◆ **Task goal**
Wherever "JSON" occurs in the entries, copy the line that holds it.

── The records ──

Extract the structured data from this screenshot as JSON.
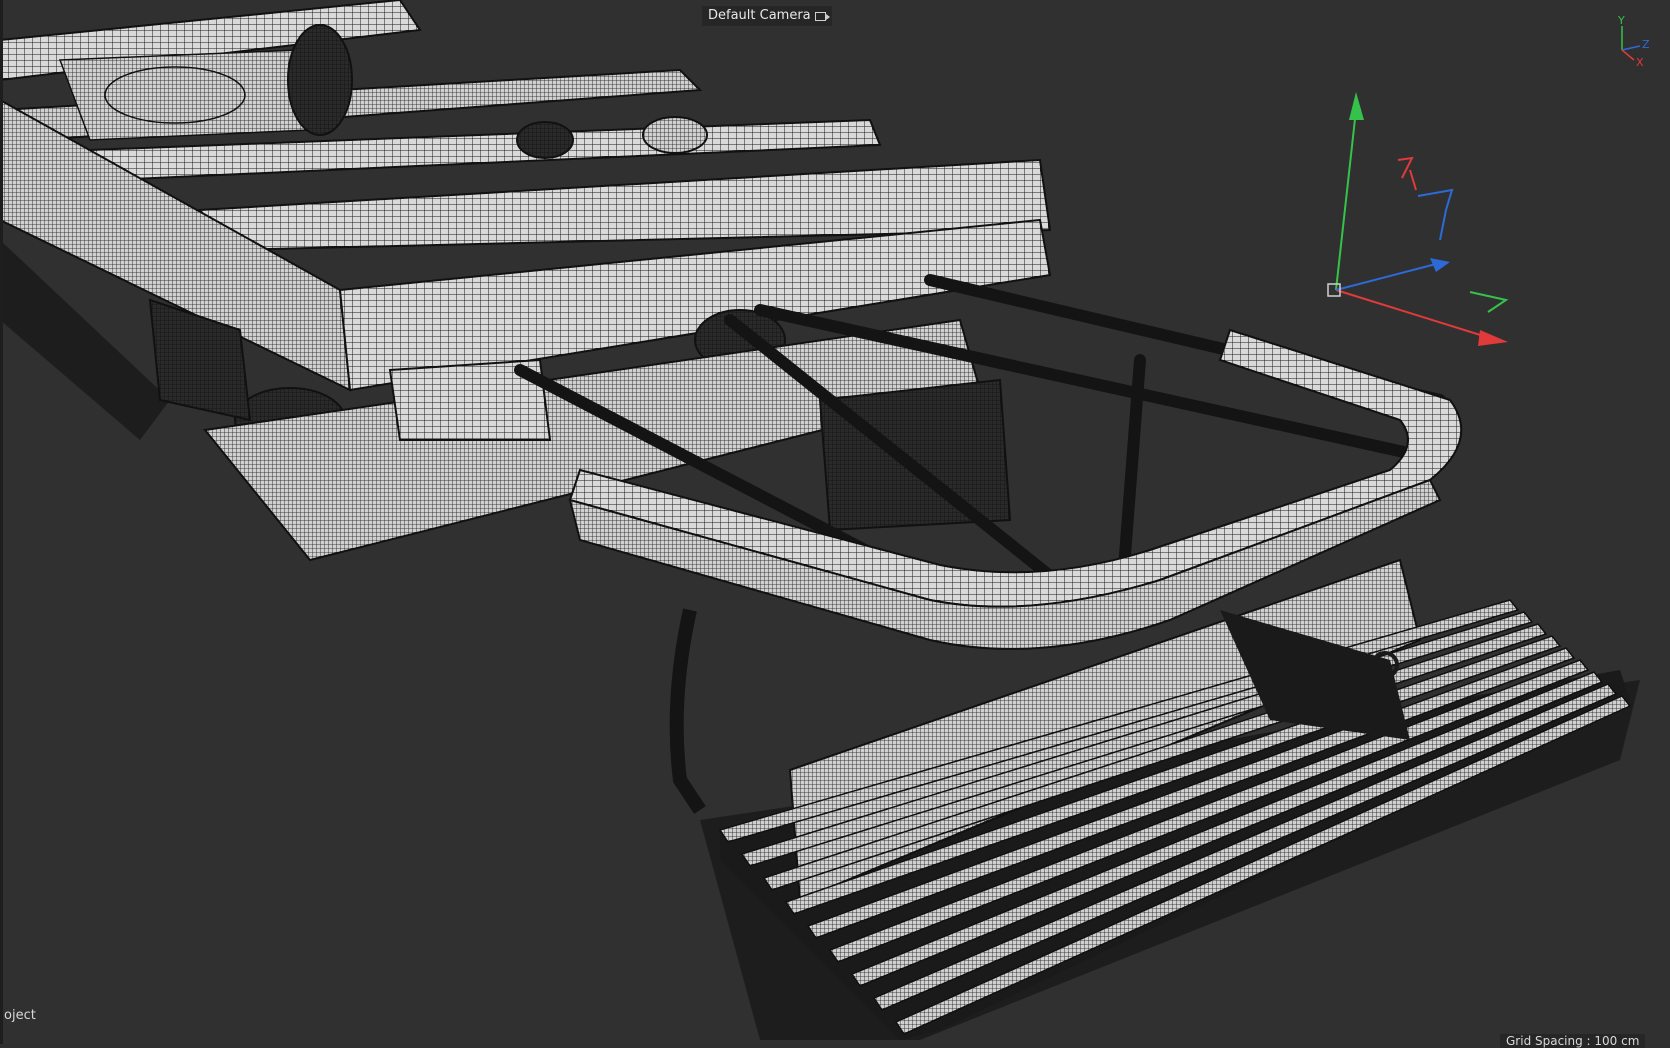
{
  "viewport": {
    "camera_label": "Default Camera",
    "object_label": "oject",
    "grid_spacing": "Grid Spacing : 100 cm"
  },
  "axis_indicator": {
    "labels": [
      "Y",
      "Z",
      "X"
    ],
    "colors": {
      "x": "#e03a3a",
      "y": "#36c24a",
      "z": "#2d6ad8"
    }
  },
  "colors": {
    "background": "#303030",
    "wire": "#1a1a1a",
    "surface": "#cfcfcf"
  }
}
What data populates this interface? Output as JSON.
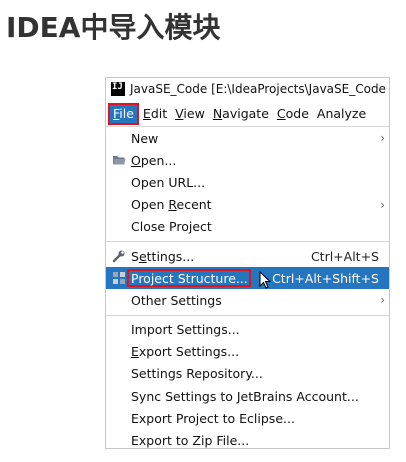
{
  "page": {
    "title": "IDEA中导入模块"
  },
  "window": {
    "app_icon_text": "IJ",
    "title": "JavaSE_Code [E:\\IdeaProjects\\JavaSE_Code"
  },
  "menubar": {
    "items": [
      {
        "label_u": "F",
        "label_rest": "ile"
      },
      {
        "label_u": "E",
        "label_rest": "dit"
      },
      {
        "label_u": "V",
        "label_rest": "iew"
      },
      {
        "label_u": "N",
        "label_rest": "avigate"
      },
      {
        "label_u": "C",
        "label_rest": "ode"
      },
      {
        "label_u": "",
        "label_rest": "Analyze"
      }
    ]
  },
  "file_menu": {
    "new": "New",
    "open_u": "O",
    "open_rest": "pen...",
    "open_url": "Open URL...",
    "open_recent_pre": "Open ",
    "open_recent_u": "R",
    "open_recent_rest": "ecent",
    "close_project": "Close Project",
    "settings_pre": "S",
    "settings_u": "e",
    "settings_rest": "ttings...",
    "settings_shortcut": "Ctrl+Alt+S",
    "project_structure": "Project Structure...",
    "project_structure_shortcut": "Ctrl+Alt+Shift+S",
    "other_settings": "Other Settings",
    "import_settings": "Import Settings...",
    "export_settings_u": "E",
    "export_settings_rest": "xport Settings...",
    "settings_repository": "Settings Repository...",
    "sync_settings": "Sync Settings to JetBrains Account...",
    "export_eclipse": "Export Project to Eclipse...",
    "export_zip": "Export to Zip File..."
  },
  "colors": {
    "selection": "#2675bf",
    "highlight_box": "#e0141e"
  }
}
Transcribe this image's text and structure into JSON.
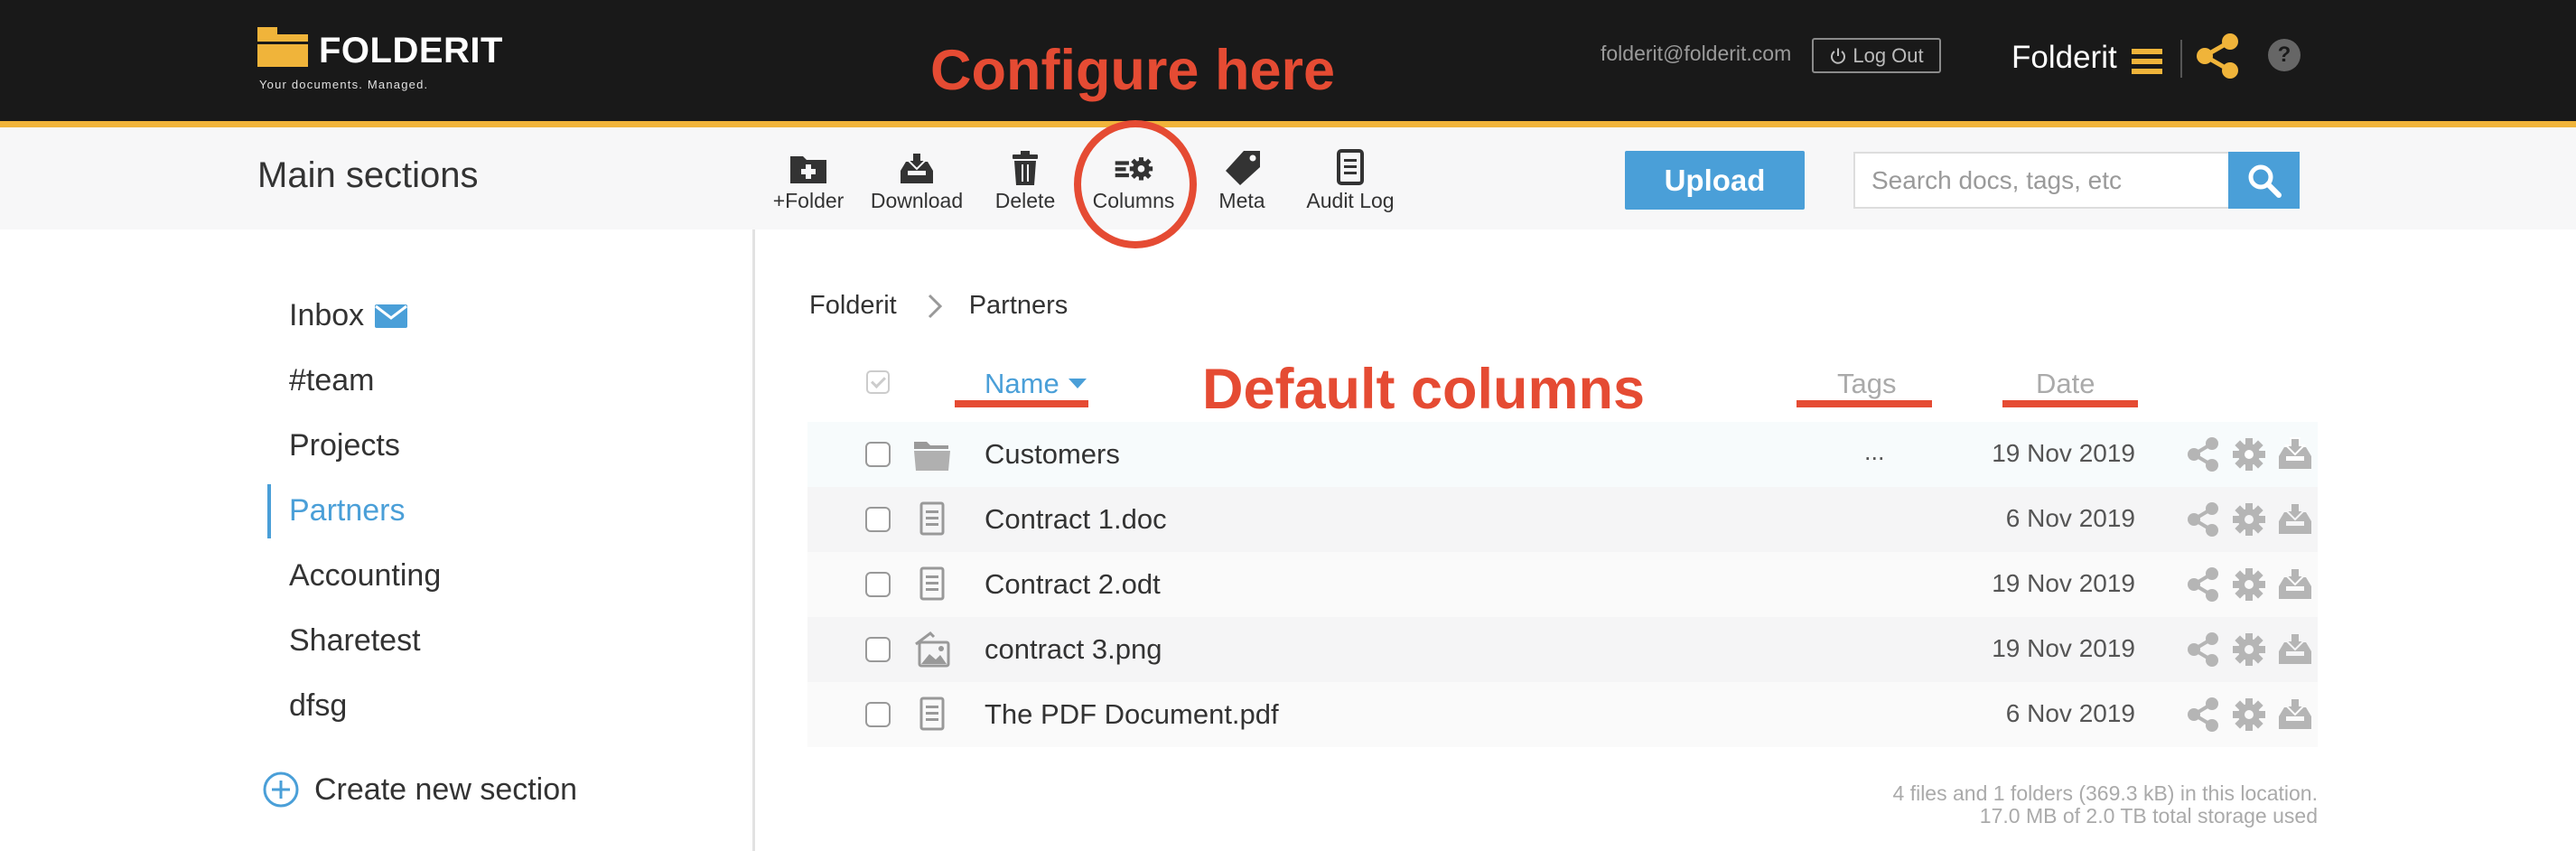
{
  "header": {
    "logo_name": "FOLDERIT",
    "logo_tagline": "Your documents. Managed.",
    "user_email": "folderit@folderit.com",
    "logout_label": "Log Out",
    "account_name": "Folderit",
    "help_label": "?"
  },
  "toolbar": {
    "section_heading": "Main sections",
    "buttons": [
      {
        "label": "+Folder",
        "icon": "folder-plus-icon"
      },
      {
        "label": "Download",
        "icon": "download-tray-icon"
      },
      {
        "label": "Delete",
        "icon": "trash-icon"
      },
      {
        "label": "Columns",
        "icon": "columns-settings-icon"
      },
      {
        "label": "Meta",
        "icon": "tag-icon"
      },
      {
        "label": "Audit Log",
        "icon": "clipboard-icon"
      }
    ],
    "upload_label": "Upload",
    "search_placeholder": "Search docs, tags, etc"
  },
  "annotations": {
    "configure": "Configure here",
    "default_columns": "Default columns"
  },
  "sidebar": {
    "items": [
      {
        "label": "Inbox",
        "icon": "envelope-icon"
      },
      {
        "label": "#team"
      },
      {
        "label": "Projects"
      },
      {
        "label": "Partners",
        "active": true
      },
      {
        "label": "Accounting"
      },
      {
        "label": "Sharetest"
      },
      {
        "label": "dfsg"
      }
    ],
    "create_label": "Create new section"
  },
  "breadcrumb": [
    "Folderit",
    "Partners"
  ],
  "table": {
    "columns": {
      "name": "Name",
      "tags": "Tags",
      "date": "Date"
    },
    "sort": {
      "column": "Name",
      "direction": "descending"
    },
    "rows": [
      {
        "name": "Customers",
        "type": "folder",
        "tags": "...",
        "date": "19 Nov 2019"
      },
      {
        "name": "Contract 1.doc",
        "type": "document",
        "tags": "",
        "date": "6 Nov 2019"
      },
      {
        "name": "Contract 2.odt",
        "type": "document",
        "tags": "",
        "date": "19 Nov 2019"
      },
      {
        "name": "contract 3.png",
        "type": "image",
        "tags": "",
        "date": "19 Nov 2019"
      },
      {
        "name": "The PDF Document.pdf",
        "type": "document",
        "tags": "",
        "date": "6 Nov 2019"
      }
    ]
  },
  "footer": {
    "line1": "4 files and 1 folders (369.3 kB) in this location.",
    "line2": "17.0 MB of 2.0 TB total storage used"
  },
  "colors": {
    "topbar": "#191919",
    "accent": "#f0b43a",
    "primary": "#4a9fd8",
    "annotation": "#e54b33"
  }
}
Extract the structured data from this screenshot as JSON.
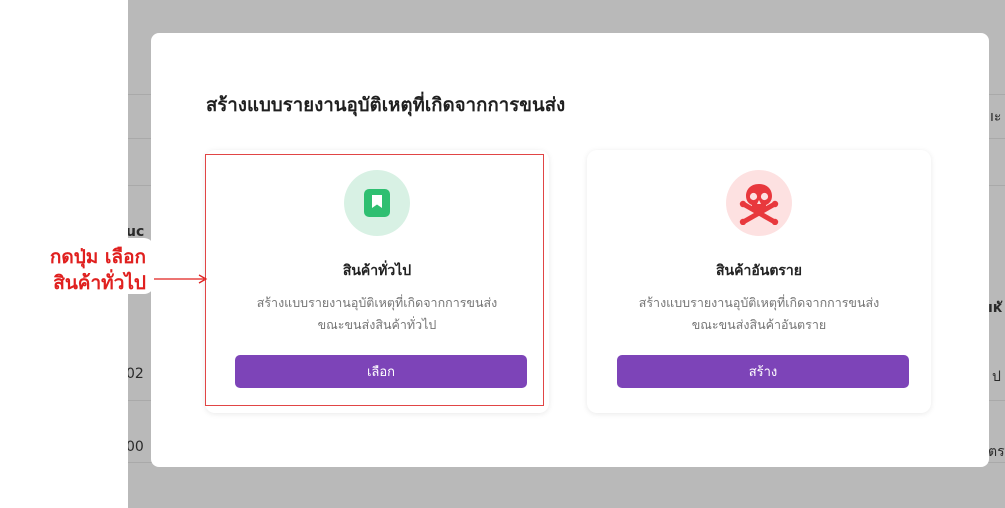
{
  "background": {
    "fragments": [
      "uc",
      "02",
      "00",
      "ıะ",
      "ıкั",
      "ป",
      "ตร"
    ]
  },
  "modal": {
    "title": "สร้างแบบรายงานอุบัติเหตุที่เกิดจากการขนส่ง"
  },
  "cards": [
    {
      "icon": "bookmark-icon",
      "title": "สินค้าทั่วไป",
      "desc_line1": "สร้างแบบรายงานอุบัติเหตุที่เกิดจากการขนส่ง",
      "desc_line2": "ขณะขนส่งสินค้าทั่วไป",
      "button_label": "เลือก",
      "accent": "#2fbf71"
    },
    {
      "icon": "skull-crossbones-icon",
      "title": "สินค้าอันตราย",
      "desc_line1": "สร้างแบบรายงานอุบัติเหตุที่เกิดจากการขนส่ง",
      "desc_line2": "ขณะขนส่งสินค้าอันตราย",
      "button_label": "สร้าง",
      "accent": "#e8383d"
    }
  ],
  "annotation": {
    "line1": "กดปุ่ม เลือก",
    "line2": "สินค้าทั่วไป",
    "color": "#e0201f"
  },
  "colors": {
    "button": "#7d44b8",
    "overlay": "#b9b9b9"
  }
}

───

◆ **The answer**
Extract the structured data from this screenshot as JSON.
What data populates this interface? Output as JSON.
Transcribe this image's text and structure into JSON.
Extract the structured data from this screenshot as JSON.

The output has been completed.